Il Lido’s Beppe de Vito on the art of pivoting and that Gemma incident


Like numerous other F&B companies, Il Lido had to let go of a number of employees and initiate pay cuts for those that remained. Borrowing money, something he’d never had to do before the pandemic, suddenly became a stark necessity.

De Vito joked, “I finally had to see what it looked like to borrow money from the banks. Which is not so bad, after all.”

To generate cash during the first few months of the pandemic, the company sold its multi-million-dollar stock of wine at cost. “We sold about S$800,000 worth, which could have generated another million, which means we lost a million right there. We practically gave it away because we had to monetise the stock at that time. So our friends got some fantastic wines at a steal!”
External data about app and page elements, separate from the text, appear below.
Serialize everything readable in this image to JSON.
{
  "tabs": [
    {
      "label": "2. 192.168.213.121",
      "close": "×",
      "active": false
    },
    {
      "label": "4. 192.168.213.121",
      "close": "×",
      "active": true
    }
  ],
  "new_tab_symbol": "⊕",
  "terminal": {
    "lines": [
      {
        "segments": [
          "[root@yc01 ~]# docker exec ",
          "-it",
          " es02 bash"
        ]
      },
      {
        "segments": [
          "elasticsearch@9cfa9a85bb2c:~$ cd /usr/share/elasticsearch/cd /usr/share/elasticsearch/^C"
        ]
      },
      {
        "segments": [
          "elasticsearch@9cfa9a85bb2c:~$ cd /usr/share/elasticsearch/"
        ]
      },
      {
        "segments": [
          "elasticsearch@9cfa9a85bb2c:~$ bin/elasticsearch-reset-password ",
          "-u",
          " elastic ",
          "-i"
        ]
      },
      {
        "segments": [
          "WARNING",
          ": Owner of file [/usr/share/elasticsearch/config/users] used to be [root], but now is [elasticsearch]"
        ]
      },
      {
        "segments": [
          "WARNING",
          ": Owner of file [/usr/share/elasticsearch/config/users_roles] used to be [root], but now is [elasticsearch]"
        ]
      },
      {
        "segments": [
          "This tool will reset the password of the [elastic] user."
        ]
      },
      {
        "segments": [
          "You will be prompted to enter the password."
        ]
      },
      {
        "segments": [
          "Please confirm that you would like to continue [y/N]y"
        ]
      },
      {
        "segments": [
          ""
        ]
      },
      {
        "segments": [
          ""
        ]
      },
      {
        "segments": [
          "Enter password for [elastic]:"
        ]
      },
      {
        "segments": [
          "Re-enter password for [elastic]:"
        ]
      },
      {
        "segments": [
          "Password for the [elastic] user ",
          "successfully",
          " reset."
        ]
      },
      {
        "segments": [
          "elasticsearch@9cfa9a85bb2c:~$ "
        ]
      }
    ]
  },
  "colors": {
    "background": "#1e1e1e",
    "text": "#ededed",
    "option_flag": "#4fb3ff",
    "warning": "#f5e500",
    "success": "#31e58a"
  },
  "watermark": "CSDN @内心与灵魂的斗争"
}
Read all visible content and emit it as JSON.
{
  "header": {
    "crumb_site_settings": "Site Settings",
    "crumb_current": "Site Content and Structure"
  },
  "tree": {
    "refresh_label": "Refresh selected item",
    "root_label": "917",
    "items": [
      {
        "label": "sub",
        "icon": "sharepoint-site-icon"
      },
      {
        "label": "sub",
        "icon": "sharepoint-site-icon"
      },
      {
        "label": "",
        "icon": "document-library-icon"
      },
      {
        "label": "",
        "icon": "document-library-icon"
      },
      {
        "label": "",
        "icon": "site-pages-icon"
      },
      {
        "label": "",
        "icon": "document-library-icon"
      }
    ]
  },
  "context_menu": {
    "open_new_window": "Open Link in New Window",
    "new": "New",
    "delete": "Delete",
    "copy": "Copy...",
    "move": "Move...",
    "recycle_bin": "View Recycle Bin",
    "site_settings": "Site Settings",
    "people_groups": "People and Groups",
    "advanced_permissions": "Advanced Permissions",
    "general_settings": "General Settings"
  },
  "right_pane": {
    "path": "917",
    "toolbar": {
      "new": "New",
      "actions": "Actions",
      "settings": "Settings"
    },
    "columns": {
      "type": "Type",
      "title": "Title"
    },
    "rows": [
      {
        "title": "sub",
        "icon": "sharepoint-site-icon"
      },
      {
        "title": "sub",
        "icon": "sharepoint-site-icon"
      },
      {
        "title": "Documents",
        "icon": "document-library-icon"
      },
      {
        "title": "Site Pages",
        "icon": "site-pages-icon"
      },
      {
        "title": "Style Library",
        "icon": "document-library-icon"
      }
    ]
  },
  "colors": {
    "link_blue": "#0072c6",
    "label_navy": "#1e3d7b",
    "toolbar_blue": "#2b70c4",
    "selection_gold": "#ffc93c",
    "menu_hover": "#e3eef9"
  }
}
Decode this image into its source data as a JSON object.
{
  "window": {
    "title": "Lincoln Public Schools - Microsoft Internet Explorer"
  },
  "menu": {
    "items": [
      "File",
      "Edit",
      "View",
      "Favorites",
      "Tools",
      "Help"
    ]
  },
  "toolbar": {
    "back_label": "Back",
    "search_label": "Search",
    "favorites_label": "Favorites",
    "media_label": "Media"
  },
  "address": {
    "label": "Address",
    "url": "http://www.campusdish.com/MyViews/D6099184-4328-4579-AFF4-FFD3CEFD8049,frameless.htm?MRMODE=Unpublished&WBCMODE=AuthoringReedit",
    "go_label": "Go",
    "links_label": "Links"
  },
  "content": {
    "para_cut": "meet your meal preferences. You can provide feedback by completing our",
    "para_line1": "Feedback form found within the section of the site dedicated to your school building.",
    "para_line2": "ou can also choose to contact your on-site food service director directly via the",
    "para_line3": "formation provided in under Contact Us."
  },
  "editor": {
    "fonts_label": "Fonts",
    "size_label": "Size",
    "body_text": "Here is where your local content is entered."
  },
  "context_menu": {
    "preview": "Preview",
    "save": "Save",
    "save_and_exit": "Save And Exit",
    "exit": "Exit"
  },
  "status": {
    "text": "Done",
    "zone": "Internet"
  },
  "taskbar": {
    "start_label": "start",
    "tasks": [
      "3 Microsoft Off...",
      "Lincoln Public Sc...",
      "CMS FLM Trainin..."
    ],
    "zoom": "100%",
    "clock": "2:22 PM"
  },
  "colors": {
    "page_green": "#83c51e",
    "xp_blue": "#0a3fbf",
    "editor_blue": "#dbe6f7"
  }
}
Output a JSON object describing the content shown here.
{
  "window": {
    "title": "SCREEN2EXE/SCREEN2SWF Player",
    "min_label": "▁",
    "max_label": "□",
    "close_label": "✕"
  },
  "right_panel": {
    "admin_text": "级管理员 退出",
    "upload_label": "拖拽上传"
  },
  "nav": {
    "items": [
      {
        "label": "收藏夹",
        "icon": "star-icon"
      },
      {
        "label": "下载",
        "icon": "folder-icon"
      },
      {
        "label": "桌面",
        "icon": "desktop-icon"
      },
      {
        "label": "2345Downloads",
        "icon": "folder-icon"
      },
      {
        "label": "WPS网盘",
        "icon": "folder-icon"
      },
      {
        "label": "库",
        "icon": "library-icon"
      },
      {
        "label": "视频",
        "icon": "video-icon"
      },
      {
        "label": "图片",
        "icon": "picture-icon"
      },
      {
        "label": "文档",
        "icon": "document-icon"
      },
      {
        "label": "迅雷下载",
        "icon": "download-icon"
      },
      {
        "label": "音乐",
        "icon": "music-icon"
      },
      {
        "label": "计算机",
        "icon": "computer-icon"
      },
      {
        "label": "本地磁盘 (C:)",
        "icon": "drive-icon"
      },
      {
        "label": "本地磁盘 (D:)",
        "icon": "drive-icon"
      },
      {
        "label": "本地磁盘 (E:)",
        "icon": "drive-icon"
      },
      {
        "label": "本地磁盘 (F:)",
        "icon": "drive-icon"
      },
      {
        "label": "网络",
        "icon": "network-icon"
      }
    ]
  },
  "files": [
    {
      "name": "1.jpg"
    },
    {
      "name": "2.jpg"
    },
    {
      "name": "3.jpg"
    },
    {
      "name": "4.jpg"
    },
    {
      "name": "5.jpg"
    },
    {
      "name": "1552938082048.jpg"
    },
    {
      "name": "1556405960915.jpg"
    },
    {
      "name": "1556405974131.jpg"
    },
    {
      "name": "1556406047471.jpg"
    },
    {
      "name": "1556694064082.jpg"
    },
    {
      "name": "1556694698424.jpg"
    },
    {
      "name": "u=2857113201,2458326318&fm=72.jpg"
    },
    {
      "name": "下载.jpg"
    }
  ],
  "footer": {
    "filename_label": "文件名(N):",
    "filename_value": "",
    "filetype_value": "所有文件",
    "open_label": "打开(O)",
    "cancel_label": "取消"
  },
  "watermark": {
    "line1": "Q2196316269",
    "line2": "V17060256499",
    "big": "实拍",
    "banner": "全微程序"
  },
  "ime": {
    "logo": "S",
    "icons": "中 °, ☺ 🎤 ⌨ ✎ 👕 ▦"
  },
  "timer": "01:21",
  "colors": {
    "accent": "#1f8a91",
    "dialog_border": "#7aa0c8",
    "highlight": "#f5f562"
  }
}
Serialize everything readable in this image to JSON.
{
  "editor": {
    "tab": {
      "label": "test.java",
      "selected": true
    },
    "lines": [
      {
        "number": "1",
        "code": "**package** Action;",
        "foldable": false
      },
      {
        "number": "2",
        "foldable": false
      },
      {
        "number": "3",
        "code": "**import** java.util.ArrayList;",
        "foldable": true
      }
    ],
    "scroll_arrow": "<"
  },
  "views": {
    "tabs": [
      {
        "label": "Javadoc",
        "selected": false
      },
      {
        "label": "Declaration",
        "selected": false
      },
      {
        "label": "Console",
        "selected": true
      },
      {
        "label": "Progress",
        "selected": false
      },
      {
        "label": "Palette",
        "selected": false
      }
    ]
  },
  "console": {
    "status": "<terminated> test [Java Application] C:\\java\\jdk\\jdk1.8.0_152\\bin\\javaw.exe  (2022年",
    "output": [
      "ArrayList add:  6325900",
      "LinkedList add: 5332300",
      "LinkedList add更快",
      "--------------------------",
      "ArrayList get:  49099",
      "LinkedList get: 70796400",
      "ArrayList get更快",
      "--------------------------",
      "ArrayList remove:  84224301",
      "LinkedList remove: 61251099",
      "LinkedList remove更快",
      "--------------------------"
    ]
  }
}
With events no longer viable, the Sky Lounge’s light-filled dining overlooking the Padang sat languishing. Transplanting Art to this gorgeous space was a no-brainer but it still left the company with an empty restaurant on the fifth floor.

“We couldn’t just wait and see what would happen, so we looked at our options and thought about what we could do that wouldn’t cannibalise our existing brands. We wanted something that’s a destination, so that the cheques could be higher,” he explained. “So we came up with the idea of good Italian steakhouse.”

And that’s how Gemma Steakhouse was born.